Assembly Dry fitting parts on a garage kit is essential. Test fitting and shaping are the best way to assure a proper fit. Since most mating surfaces are smooth and without male/female locators, pinning parts together for strength is another important part of assembly. The trick to pinning accurately is finding the center of both parts in order to locate the pins. After you have shaped both mating surfaces so they match up to your satisfaction, draw an "X" on the mating surface of one of the parts. Be sure that the "X" overlaps the mating surface so you can see its outer legs when the parts are placed together. When you place the two parts together, mark the location of the legs on the second part. Now you have reference markings to make a second "X" on the mating surface of the that part. When you drill holes at the center of the two "Xs", the holes should line up with each other. Using super glue, affix a small piece of wire (a piece of paper clip works well here) into one hole. After it is dry and secure, test fit again before finally gluing the part in place.
Of course, super glue is an absolute necessity for assembling any resin kit, but 5 minute epoxy can come in handy for attaching parts that still have gaps even after all the sanding and shaping is done. The epoxy helps to fill the gaps from within and provides a strong joint. Any remaining gaps can be handled with gap filling super glue or model putty. However if the surface you're filling needs detailing to match surrounding areas, Milliput Epoxy Putty becomes indispensable. As the two-part putty sets up, you can detail it and blend the edges into a seamless surface.

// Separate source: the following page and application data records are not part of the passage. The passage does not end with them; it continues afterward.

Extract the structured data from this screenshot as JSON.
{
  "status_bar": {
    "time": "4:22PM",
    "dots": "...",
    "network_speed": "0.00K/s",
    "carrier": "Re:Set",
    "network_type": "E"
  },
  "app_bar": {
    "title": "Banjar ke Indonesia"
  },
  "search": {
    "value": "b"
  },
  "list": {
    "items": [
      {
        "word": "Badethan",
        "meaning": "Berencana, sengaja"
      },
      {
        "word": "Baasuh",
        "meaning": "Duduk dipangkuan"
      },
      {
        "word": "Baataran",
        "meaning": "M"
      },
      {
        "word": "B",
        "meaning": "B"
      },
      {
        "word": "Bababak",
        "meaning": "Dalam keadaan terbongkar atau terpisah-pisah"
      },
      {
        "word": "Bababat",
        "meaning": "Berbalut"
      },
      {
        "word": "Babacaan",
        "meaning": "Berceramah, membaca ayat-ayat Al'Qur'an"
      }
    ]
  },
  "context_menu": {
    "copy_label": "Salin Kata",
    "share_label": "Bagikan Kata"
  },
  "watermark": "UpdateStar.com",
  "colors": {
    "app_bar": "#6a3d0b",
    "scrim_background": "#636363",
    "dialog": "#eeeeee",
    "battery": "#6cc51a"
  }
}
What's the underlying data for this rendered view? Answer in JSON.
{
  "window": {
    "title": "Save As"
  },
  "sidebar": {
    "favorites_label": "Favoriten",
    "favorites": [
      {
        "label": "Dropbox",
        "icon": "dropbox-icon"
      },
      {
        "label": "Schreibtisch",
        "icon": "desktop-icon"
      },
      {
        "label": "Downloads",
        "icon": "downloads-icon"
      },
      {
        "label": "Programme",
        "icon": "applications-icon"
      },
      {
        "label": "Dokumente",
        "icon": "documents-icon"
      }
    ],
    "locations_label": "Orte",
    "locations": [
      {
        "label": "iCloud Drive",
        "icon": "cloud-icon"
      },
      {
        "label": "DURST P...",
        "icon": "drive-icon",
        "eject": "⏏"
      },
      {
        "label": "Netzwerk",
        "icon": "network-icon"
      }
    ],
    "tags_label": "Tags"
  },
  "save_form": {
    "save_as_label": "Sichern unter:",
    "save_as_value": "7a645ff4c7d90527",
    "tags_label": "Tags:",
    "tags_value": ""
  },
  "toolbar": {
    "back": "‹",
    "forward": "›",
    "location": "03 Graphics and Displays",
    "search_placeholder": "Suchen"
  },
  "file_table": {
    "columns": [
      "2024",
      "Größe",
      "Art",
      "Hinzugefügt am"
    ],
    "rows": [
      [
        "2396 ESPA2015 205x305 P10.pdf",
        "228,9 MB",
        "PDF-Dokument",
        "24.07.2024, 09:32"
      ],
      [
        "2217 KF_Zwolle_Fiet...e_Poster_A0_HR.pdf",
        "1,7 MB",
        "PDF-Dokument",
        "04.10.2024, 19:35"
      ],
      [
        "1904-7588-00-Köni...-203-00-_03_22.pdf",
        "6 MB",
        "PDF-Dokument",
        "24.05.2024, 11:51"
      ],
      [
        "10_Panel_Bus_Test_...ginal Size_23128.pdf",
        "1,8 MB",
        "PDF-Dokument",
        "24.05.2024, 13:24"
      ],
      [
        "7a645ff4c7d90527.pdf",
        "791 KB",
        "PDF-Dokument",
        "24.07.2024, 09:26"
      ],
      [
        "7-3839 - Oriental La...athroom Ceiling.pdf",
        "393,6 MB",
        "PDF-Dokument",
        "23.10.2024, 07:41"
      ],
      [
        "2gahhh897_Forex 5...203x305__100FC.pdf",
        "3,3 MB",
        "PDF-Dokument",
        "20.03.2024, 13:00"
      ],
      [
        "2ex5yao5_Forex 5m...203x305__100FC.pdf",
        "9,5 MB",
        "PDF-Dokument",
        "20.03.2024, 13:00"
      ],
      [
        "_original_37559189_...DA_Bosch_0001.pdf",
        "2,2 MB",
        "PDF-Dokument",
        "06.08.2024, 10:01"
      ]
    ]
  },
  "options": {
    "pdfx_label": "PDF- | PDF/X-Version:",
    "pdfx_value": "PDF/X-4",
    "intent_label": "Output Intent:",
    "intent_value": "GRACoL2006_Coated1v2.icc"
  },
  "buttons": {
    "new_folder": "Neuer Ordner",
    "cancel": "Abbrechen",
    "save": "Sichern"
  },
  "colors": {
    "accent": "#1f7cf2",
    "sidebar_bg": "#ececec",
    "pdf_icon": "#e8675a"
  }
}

It is easily worked and smoothed with water and it holds detail well. Once you've assembled your garage kit, you're ready to move on to the most rewarding part of the process, the painting.
PaintingResin kits accept nearly any kind of paint you'd use on a styrene kit; enamels, acrylics, lacquers or oils, or any combination. On the other hand, vinyl kits can be very picky about paint, so stick with the water-based acrylics since enamels and oils will not fully dry on a vinyl surface. Games Workshops Citadel paints are ideal for both resin & vinyl, a base / primer coat is strongly advised, I use an aerosol acrylic type in matt black or matt grey. But not a filler type primer as this will fill in detailing. Once your figure is primed, you can test nearly every painting technique you know. A monster's surface practically cries out for washes, dry brushing, blending and shading or any other tricks you can think of. It's all up to you.
Bases and Dioramas
Although there is a trend toward including bases in garage kits, many kits come as "stand alone" figures. Depending upon how much space you have to display your creations, you may want to create your own base or create a diorama to show off your creature. Bases can range from a simple stained wooden plaque to a landscaped, themed base that reflects your creation's environment. Of course, dioramas for these creatures will let your imagination run wild. If you're ready to take the plunge into the world of garage kits, you are now prepared to take your Science Fiction and Horror dreams and nightmares and build them into a reality.